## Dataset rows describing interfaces

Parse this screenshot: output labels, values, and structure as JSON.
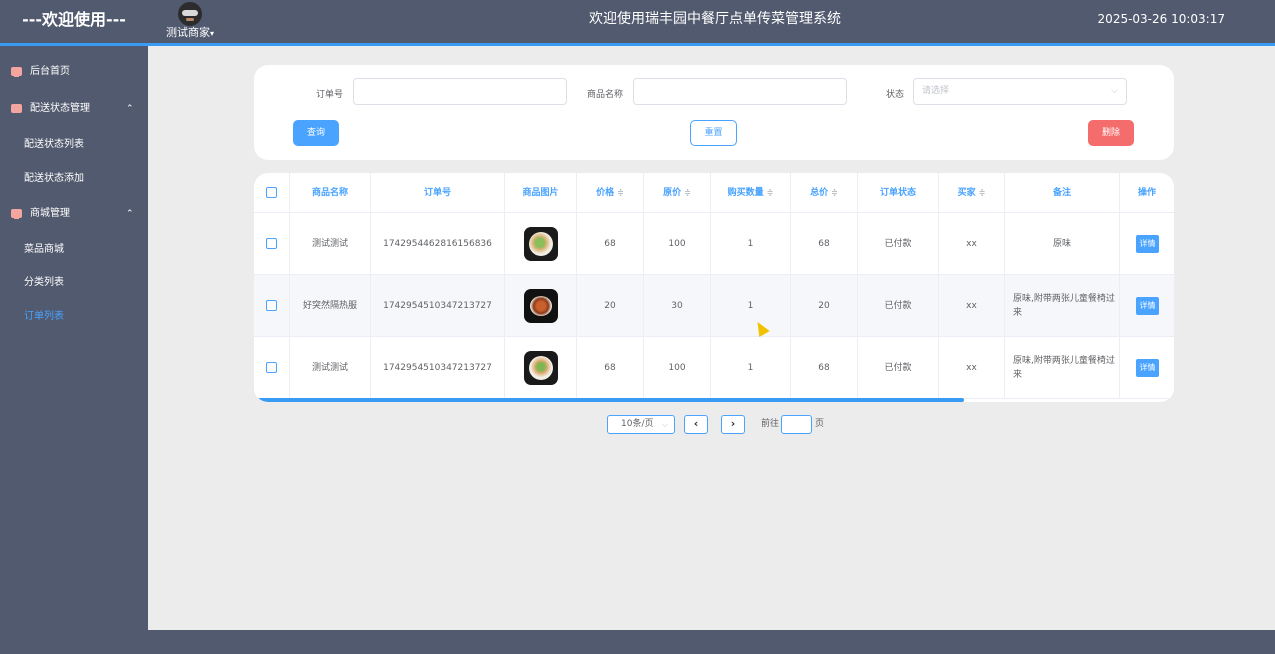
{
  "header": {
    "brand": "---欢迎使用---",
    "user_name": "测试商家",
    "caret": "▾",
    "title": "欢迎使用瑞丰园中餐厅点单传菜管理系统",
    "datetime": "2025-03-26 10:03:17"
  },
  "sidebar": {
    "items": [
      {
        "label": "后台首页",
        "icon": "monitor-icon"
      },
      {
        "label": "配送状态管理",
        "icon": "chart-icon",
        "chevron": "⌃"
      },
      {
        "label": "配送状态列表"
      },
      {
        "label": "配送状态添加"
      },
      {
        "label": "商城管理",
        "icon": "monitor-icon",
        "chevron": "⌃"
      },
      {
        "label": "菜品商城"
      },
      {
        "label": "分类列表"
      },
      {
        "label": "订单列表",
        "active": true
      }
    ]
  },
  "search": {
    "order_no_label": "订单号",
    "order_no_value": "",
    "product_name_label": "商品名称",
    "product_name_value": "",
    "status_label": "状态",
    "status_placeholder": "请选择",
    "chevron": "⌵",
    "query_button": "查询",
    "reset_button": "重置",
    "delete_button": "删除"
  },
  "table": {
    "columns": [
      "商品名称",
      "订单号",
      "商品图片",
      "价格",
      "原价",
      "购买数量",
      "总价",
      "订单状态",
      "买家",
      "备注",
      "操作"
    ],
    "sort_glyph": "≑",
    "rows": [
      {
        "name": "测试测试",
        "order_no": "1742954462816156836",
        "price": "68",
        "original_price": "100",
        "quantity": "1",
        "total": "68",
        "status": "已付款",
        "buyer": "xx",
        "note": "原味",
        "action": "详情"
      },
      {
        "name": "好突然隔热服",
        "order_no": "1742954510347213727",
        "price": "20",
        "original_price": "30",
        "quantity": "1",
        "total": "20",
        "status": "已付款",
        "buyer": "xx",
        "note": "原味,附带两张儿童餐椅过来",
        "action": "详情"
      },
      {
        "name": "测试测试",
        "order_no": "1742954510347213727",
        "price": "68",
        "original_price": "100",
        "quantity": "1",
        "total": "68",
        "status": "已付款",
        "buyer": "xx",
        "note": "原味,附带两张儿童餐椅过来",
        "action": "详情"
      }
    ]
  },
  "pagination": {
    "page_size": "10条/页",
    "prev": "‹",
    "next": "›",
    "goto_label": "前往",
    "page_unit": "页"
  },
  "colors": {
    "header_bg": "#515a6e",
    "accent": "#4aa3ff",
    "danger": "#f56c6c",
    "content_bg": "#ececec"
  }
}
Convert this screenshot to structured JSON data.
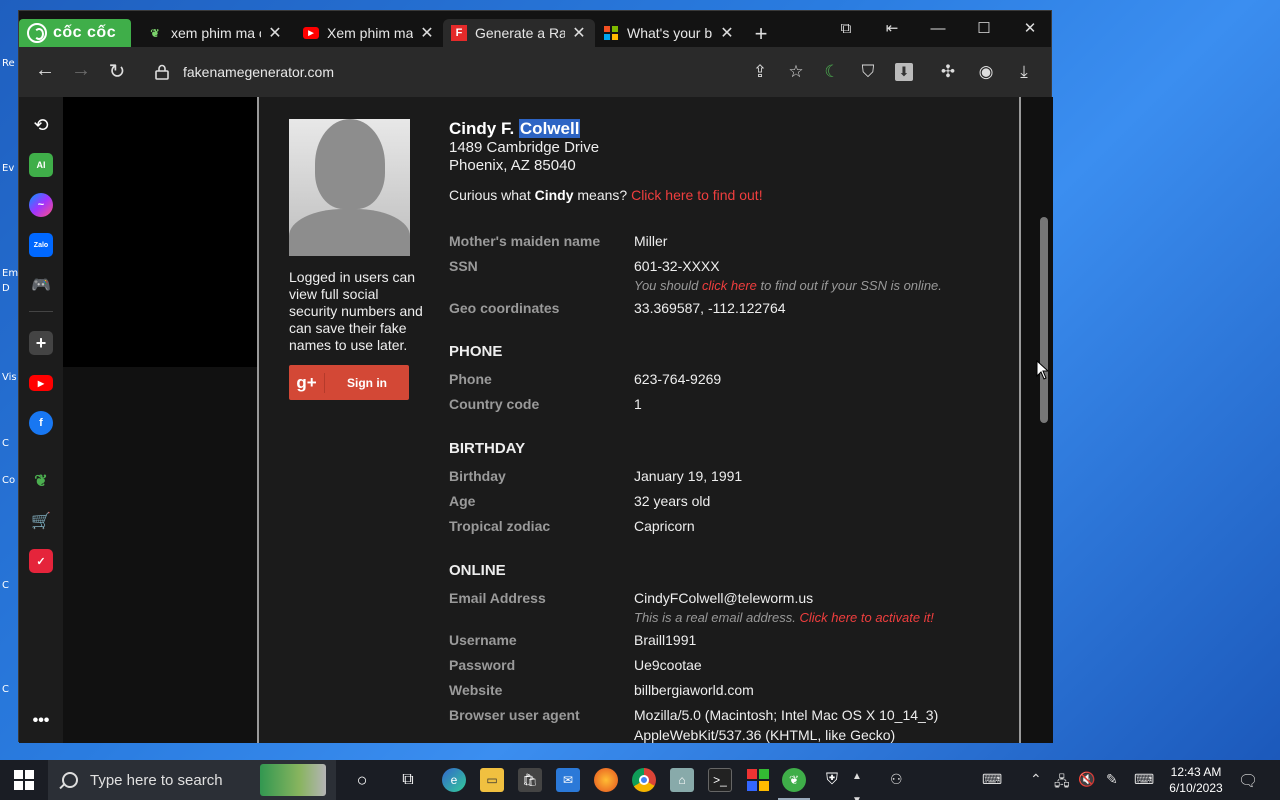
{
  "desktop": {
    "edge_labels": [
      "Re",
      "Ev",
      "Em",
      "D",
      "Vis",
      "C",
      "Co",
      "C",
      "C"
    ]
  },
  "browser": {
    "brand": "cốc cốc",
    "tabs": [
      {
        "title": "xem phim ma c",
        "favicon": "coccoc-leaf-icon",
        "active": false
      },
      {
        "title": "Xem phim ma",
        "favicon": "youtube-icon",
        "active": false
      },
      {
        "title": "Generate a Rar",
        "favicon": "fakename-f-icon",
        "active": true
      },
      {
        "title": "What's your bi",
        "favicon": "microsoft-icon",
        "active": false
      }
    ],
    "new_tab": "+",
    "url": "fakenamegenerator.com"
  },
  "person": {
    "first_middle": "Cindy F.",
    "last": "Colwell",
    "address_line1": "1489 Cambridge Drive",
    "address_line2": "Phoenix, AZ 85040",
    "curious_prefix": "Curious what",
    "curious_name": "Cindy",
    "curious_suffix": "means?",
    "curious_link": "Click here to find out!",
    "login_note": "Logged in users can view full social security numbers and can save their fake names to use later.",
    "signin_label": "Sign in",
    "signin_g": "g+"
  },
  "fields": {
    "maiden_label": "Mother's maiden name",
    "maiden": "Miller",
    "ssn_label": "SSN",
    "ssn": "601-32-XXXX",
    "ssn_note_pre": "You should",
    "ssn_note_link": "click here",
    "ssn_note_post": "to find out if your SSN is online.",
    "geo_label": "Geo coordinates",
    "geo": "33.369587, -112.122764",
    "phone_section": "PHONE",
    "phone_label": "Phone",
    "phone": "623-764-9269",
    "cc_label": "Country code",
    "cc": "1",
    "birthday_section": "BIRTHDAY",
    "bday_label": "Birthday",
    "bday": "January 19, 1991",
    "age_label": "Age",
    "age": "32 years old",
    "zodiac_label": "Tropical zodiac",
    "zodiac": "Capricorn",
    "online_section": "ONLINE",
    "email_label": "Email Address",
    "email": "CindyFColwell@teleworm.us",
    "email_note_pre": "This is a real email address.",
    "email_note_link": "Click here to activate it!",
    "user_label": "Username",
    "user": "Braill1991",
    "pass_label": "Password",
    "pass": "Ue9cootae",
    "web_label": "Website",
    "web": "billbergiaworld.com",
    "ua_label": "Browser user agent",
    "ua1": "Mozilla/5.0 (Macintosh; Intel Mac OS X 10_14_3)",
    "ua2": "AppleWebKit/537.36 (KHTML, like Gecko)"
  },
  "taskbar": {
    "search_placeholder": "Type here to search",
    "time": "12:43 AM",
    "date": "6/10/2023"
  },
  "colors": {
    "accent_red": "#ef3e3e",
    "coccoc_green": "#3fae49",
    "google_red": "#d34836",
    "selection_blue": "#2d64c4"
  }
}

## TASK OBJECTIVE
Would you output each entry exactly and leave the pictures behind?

## EXERCISE ANSWER
Parse this screenshot: output labels, values, and structure as JSON.
{
  "header": {
    "brand": "---欢迎使用---",
    "user_name": "测试商家",
    "caret": "▾",
    "title": "欢迎使用瑞丰园中餐厅点单传菜管理系统",
    "datetime": "2025-03-26 10:03:17"
  },
  "sidebar": {
    "items": [
      {
        "label": "后台首页",
        "icon": "monitor-icon"
      },
      {
        "label": "配送状态管理",
        "icon": "chart-icon",
        "chevron": "⌃"
      },
      {
        "label": "配送状态列表"
      },
      {
        "label": "配送状态添加"
      },
      {
        "label": "商城管理",
        "icon": "monitor-icon",
        "chevron": "⌃"
      },
      {
        "label": "菜品商城"
      },
      {
        "label": "分类列表"
      },
      {
        "label": "订单列表",
        "active": true
      }
    ]
  },
  "search": {
    "order_no_label": "订单号",
    "order_no_value": "",
    "product_name_label": "商品名称",
    "product_name_value": "",
    "status_label": "状态",
    "status_placeholder": "请选择",
    "chevron": "⌵",
    "query_button": "查询",
    "reset_button": "重置",
    "delete_button": "删除"
  },
  "table": {
    "columns": [
      "商品名称",
      "订单号",
      "商品图片",
      "价格",
      "原价",
      "购买数量",
      "总价",
      "订单状态",
      "买家",
      "备注",
      "操作"
    ],
    "sort_glyph": "≑",
    "rows": [
      {
        "name": "测试测试",
        "order_no": "1742954462816156836",
        "price": "68",
        "original_price": "100",
        "quantity": "1",
        "total": "68",
        "status": "已付款",
        "buyer": "xx",
        "note": "原味",
        "action": "详情"
      },
      {
        "name": "好突然隔热服",
        "order_no": "1742954510347213727",
        "price": "20",
        "original_price": "30",
        "quantity": "1",
        "total": "20",
        "status": "已付款",
        "buyer": "xx",
        "note": "原味,附带两张儿童餐椅过来",
        "action": "详情"
      },
      {
        "name": "测试测试",
        "order_no": "1742954510347213727",
        "price": "68",
        "original_price": "100",
        "quantity": "1",
        "total": "68",
        "status": "已付款",
        "buyer": "xx",
        "note": "原味,附带两张儿童餐椅过来",
        "action": "详情"
      }
    ]
  },
  "pagination": {
    "page_size": "10条/页",
    "prev": "‹",
    "next": "›",
    "goto_label": "前往",
    "page_unit": "页"
  },
  "colors": {
    "header_bg": "#515a6e",
    "accent": "#4aa3ff",
    "danger": "#f56c6c",
    "content_bg": "#ececec"
  }
}
Convert this screenshot to structured JSON data.
{
  "desktop": {
    "edge_labels": [
      "Re",
      "Ev",
      "Em",
      "D",
      "Vis",
      "C",
      "Co",
      "C",
      "C"
    ]
  },
  "browser": {
    "brand": "cốc cốc",
    "tabs": [
      {
        "title": "xem phim ma c",
        "favicon": "coccoc-leaf-icon",
        "active": false
      },
      {
        "title": "Xem phim ma",
        "favicon": "youtube-icon",
        "active": false
      },
      {
        "title": "Generate a Rar",
        "favicon": "fakename-f-icon",
        "active": true
      },
      {
        "title": "What's your bi",
        "favicon": "microsoft-icon",
        "active": false
      }
    ],
    "new_tab": "+",
    "url": "fakenamegenerator.com"
  },
  "person": {
    "first_middle": "Cindy F.",
    "last": "Colwell",
    "address_line1": "1489 Cambridge Drive",
    "address_line2": "Phoenix, AZ 85040",
    "curious_prefix": "Curious what",
    "curious_name": "Cindy",
    "curious_suffix": "means?",
    "curious_link": "Click here to find out!",
    "login_note": "Logged in users can view full social security numbers and can save their fake names to use later.",
    "signin_label": "Sign in",
    "signin_g": "g+"
  },
  "fields": {
    "maiden_label": "Mother's maiden name",
    "maiden": "Miller",
    "ssn_label": "SSN",
    "ssn": "601-32-XXXX",
    "ssn_note_pre": "You should",
    "ssn_note_link": "click here",
    "ssn_note_post": "to find out if your SSN is online.",
    "geo_label": "Geo coordinates",
    "geo": "33.369587, -112.122764",
    "phone_section": "PHONE",
    "phone_label": "Phone",
    "phone": "623-764-9269",
    "cc_label": "Country code",
    "cc": "1",
    "birthday_section": "BIRTHDAY",
    "bday_label": "Birthday",
    "bday": "January 19, 1991",
    "age_label": "Age",
    "age": "32 years old",
    "zodiac_label": "Tropical zodiac",
    "zodiac": "Capricorn",
    "online_section": "ONLINE",
    "email_label": "Email Address",
    "email": "CindyFColwell@teleworm.us",
    "email_note_pre": "This is a real email address.",
    "email_note_link": "Click here to activate it!",
    "user_label": "Username",
    "user": "Braill1991",
    "pass_label": "Password",
    "pass": "Ue9cootae",
    "web_label": "Website",
    "web": "billbergiaworld.com",
    "ua_label": "Browser user agent",
    "ua1": "Mozilla/5.0 (Macintosh; Intel Mac OS X 10_14_3)",
    "ua2": "AppleWebKit/537.36 (KHTML, like Gecko)"
  },
  "taskbar": {
    "search_placeholder": "Type here to search",
    "time": "12:43 AM",
    "date": "6/10/2023"
  },
  "colors": {
    "accent_red": "#ef3e3e",
    "coccoc_green": "#3fae49",
    "google_red": "#d34836",
    "selection_blue": "#2d64c4"
  }
}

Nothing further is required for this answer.